Ambient power: Berlin’s Potsdamer Platz and the seductive logic of public spaces

Allen, John (2006). Ambient power: Berlin’s Potsdamer Platz and the seductive logic of public spaces. Urban Studies, 43(2) pp. 441–455.

Full text available as:
PDF (Accepted Manuscript) - Requires a PDF viewer such as GSview, Xpdf or Adobe Acrobat Reader
Download (295kB)
DOI (Digital Object Identifier) Link:
Google Scholar: Look up in Google Scholar


In privatised public spaces where people mill around and cross over one another's paths in largely unforeseen ways, one could be forgiven for thinking that power is largely about guards and gates or that it is present through surveillance techniques. This paper puts forward a rather different view of power in public spaces that highlights its unmarked presence. It argues that closure in some of the more recent privatised public spaces is achieved in decidedly modest ways through a logic of seduction. Using the example of a privatised public space at the heart of Berlin's Potsdamer Platz redevelopment, it is suggested that the layout and design of the complex represent a seductive presence that effectively closes down options, enticing visitors to circulate and interact in ways that they might not otherwise have chosen. The suggestive practices, experiences and spaces are laid out for temptation in such a way that closure is achieved by degree, through inclusion rather than exclusion. Power in this instance works through the ambient qualities of the space, where the experience of it is itself the expression of power.

Item Type: Journal Item
Copyright Holders: 2006 Sage
ISSN: 1360-063X
Academic Unit/School: Faculty of Arts and Social Sciences (FASS)
Research Group: OpenSpace Research Centre (OSRC)
Item ID: 4275
Depositing User: Users 6043 not found.
Date Deposited: 04 Jul 2006
Last Modified: 07 Aug 2019 09:22
Share this page:


Altmetrics from Altmetric

Citations from Dimensions

Download history for this item

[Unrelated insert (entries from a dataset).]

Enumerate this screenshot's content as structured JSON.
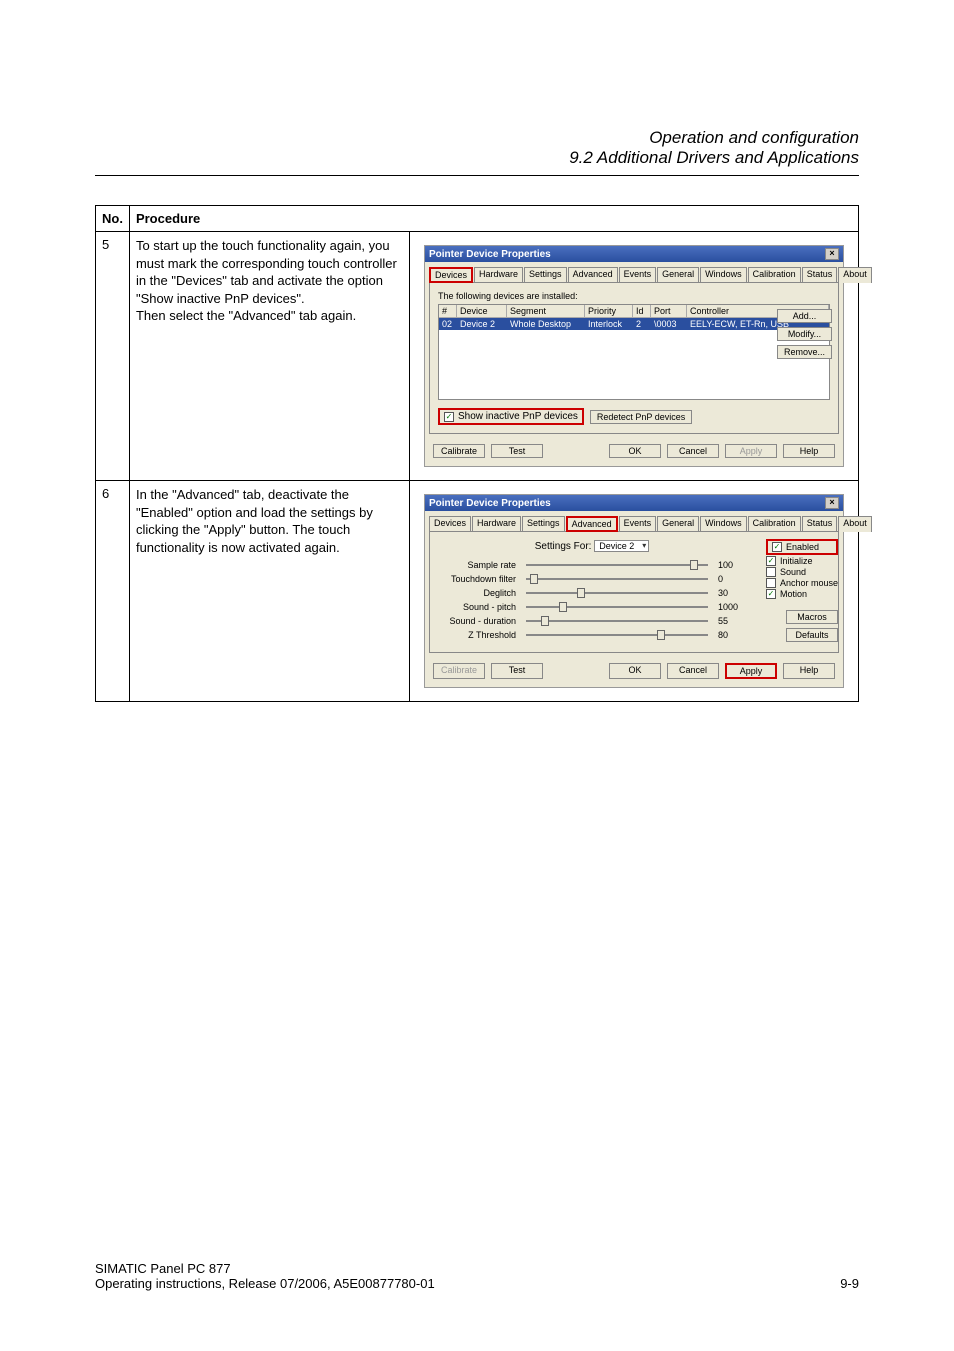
{
  "header": {
    "line1": "Operation and configuration",
    "line2": "9.2 Additional Drivers and Applications"
  },
  "table": {
    "head_no": "No.",
    "head_proc": "Procedure",
    "row5_no": "5",
    "row5_text": "To start up the touch functionality again, you must mark the corresponding touch controller in the \"Devices\" tab and activate the option \"Show inactive PnP devices\".\nThen select the \"Advanced\" tab again.",
    "row6_no": "6",
    "row6_text": "In the \"Advanced\" tab, deactivate the \"Enabled\" option and load the settings by clicking the \"Apply\" button. The touch functionality is now activated again."
  },
  "dlg1": {
    "title": "Pointer Device Properties",
    "tabs": [
      "Devices",
      "Hardware",
      "Settings",
      "Advanced",
      "Events",
      "General",
      "Windows",
      "Calibration",
      "Status",
      "About"
    ],
    "active_tab": "Devices",
    "inner_label": "The following devices are installed:",
    "cols": {
      "hash": "#",
      "device": "Device",
      "segment": "Segment",
      "priority": "Priority",
      "id": "Id",
      "port": "Port",
      "controller": "Controller"
    },
    "row": {
      "hash": "02",
      "device": "Device 2",
      "segment": "Whole Desktop",
      "priority": "Interlock",
      "id": "2",
      "port": "\\0003",
      "controller": "EELY-ECW, ET-Rn, USB"
    },
    "side": {
      "add": "Add...",
      "modify": "Modify...",
      "remove": "Remove..."
    },
    "show_inactive": "Show inactive PnP devices",
    "redetect": "Redetect PnP devices",
    "buttons": {
      "calibrate": "Calibrate",
      "test": "Test",
      "ok": "OK",
      "cancel": "Cancel",
      "apply": "Apply",
      "help": "Help"
    }
  },
  "dlg2": {
    "title": "Pointer Device Properties",
    "tabs": [
      "Devices",
      "Hardware",
      "Settings",
      "Advanced",
      "Events",
      "General",
      "Windows",
      "Calibration",
      "Status",
      "About"
    ],
    "active_tab": "Advanced",
    "settings_for_label": "Settings For:",
    "settings_for_value": "Device 2",
    "sliders": [
      {
        "label": "Sample rate",
        "value": "100",
        "pos": 90
      },
      {
        "label": "Touchdown filter",
        "value": "0",
        "pos": 2
      },
      {
        "label": "Deglitch",
        "value": "30",
        "pos": 28
      },
      {
        "label": "Sound - pitch",
        "value": "1000",
        "pos": 18
      },
      {
        "label": "Sound - duration",
        "value": "55",
        "pos": 8
      },
      {
        "label": "Z Threshold",
        "value": "80",
        "pos": 72
      }
    ],
    "opts": {
      "enabled": "Enabled",
      "initialize": "Initialize",
      "sound": "Sound",
      "anchor": "Anchor mouse",
      "motion": "Motion"
    },
    "rightbtns": {
      "macros": "Macros",
      "defaults": "Defaults"
    },
    "buttons": {
      "calibrate": "Calibrate",
      "test": "Test",
      "ok": "OK",
      "cancel": "Cancel",
      "apply": "Apply",
      "help": "Help"
    }
  },
  "footer": {
    "line1": "SIMATIC Panel PC 877",
    "line2": "Operating instructions, Release 07/2006, A5E00877780-01",
    "page": "9-9"
  }
}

These details should be considered as only a guide to the number of downloads performed manually. Algorithmic methods have been applied in an attempt to remove automated downloads from the displayed statistics but no guarantee can be made as to the accuracy of the figures.

Actions (login may be required)

Policies | Disclaimer

© The Open University   contact the OU